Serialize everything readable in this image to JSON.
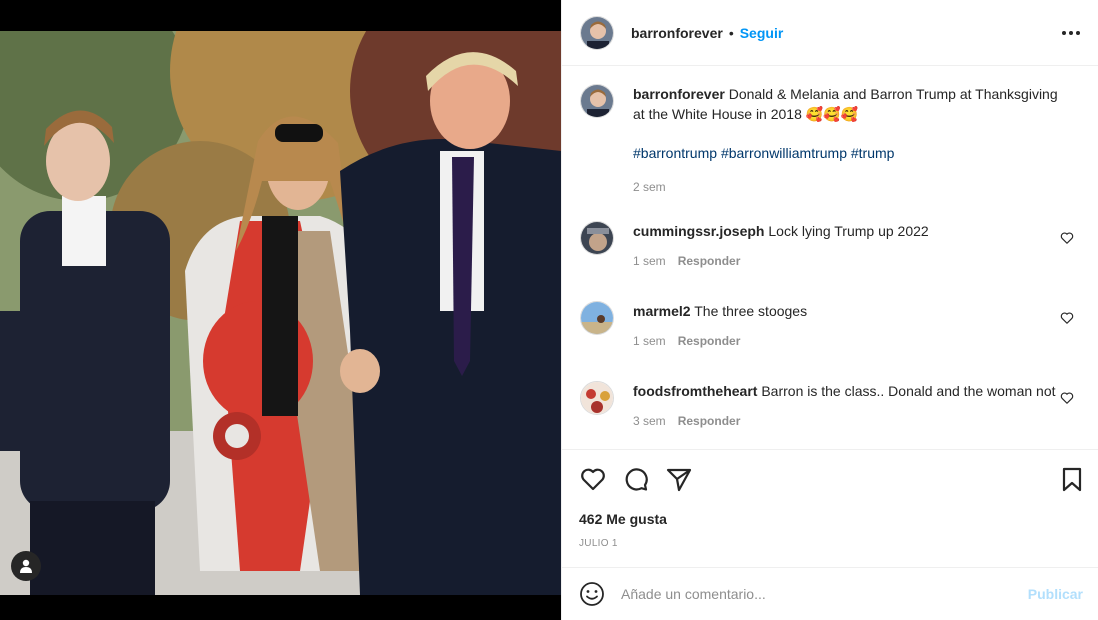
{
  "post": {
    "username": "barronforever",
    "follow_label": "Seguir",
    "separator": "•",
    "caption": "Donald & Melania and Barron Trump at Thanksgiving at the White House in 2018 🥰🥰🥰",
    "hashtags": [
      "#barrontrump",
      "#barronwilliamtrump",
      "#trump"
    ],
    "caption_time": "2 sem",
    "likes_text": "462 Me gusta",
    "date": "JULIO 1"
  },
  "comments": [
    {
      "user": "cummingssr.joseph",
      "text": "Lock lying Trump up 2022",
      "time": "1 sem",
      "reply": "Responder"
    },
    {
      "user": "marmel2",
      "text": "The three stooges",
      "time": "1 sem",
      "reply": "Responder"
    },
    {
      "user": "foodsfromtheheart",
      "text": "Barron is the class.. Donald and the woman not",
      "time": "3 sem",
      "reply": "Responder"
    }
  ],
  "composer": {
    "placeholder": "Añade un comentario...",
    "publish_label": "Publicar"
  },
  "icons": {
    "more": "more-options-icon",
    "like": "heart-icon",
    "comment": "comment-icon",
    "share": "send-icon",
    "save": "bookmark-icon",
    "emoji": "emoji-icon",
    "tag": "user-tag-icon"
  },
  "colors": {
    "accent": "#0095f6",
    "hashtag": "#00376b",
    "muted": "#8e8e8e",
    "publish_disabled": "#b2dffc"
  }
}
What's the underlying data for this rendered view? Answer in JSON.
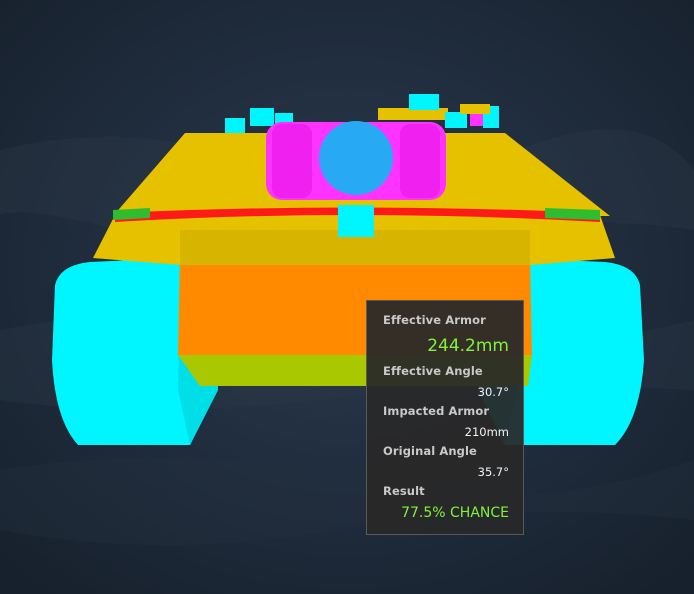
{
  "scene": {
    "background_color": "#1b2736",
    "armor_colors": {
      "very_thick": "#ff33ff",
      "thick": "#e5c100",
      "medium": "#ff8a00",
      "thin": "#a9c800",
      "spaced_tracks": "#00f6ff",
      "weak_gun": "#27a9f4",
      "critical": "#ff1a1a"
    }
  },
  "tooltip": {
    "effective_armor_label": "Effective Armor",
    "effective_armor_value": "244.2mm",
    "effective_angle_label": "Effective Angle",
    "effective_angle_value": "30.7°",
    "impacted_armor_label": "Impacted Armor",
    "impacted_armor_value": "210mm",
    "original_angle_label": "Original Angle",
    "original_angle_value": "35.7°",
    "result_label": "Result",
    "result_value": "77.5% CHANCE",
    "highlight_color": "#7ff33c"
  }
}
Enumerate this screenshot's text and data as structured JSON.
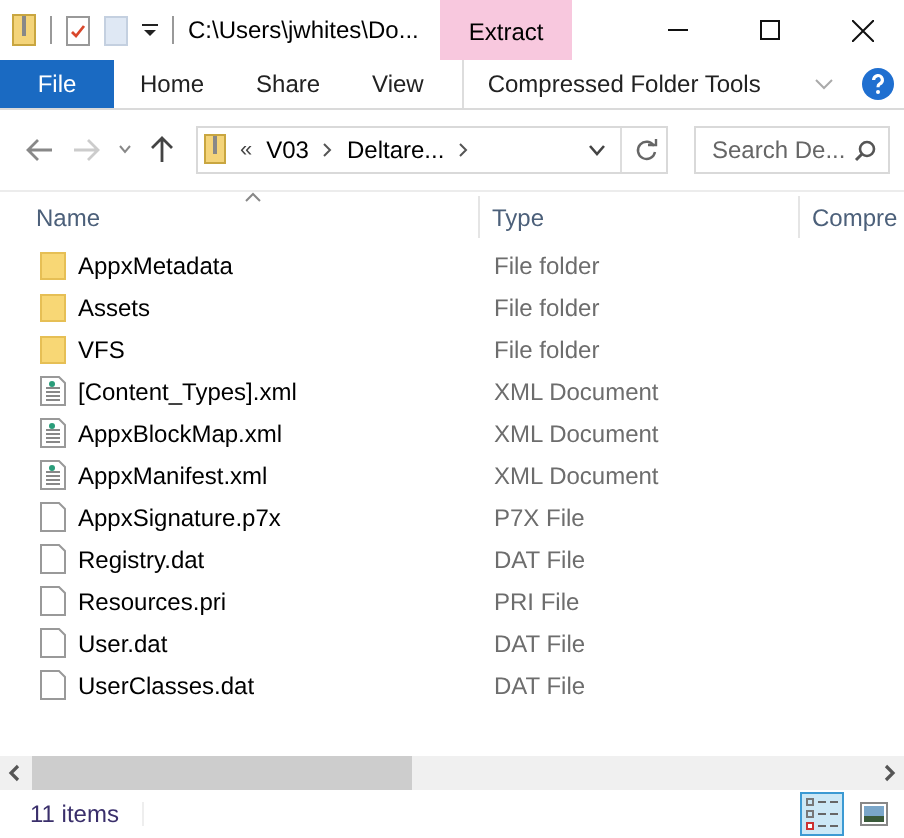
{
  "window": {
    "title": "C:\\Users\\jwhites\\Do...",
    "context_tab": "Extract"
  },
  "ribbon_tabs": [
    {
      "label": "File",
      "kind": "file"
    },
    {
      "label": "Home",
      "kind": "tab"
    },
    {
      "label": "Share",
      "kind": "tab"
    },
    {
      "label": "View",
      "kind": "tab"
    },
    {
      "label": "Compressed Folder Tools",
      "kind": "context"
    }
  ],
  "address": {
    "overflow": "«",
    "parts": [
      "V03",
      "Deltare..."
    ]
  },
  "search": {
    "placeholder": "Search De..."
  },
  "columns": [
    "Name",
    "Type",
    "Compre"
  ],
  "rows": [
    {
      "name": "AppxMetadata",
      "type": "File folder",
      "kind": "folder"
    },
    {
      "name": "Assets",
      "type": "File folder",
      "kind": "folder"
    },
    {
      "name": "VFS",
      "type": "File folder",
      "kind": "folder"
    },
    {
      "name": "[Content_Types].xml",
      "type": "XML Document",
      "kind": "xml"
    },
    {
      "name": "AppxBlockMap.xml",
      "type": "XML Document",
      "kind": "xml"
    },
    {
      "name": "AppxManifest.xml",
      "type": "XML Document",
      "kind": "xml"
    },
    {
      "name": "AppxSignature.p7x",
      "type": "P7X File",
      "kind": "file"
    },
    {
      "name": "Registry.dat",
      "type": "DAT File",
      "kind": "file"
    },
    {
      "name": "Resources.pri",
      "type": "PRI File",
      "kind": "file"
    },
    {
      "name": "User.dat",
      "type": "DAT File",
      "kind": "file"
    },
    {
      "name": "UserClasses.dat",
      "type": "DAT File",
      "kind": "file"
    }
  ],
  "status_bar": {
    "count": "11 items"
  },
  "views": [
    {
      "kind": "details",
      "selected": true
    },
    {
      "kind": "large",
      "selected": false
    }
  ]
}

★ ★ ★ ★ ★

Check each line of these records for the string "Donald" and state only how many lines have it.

2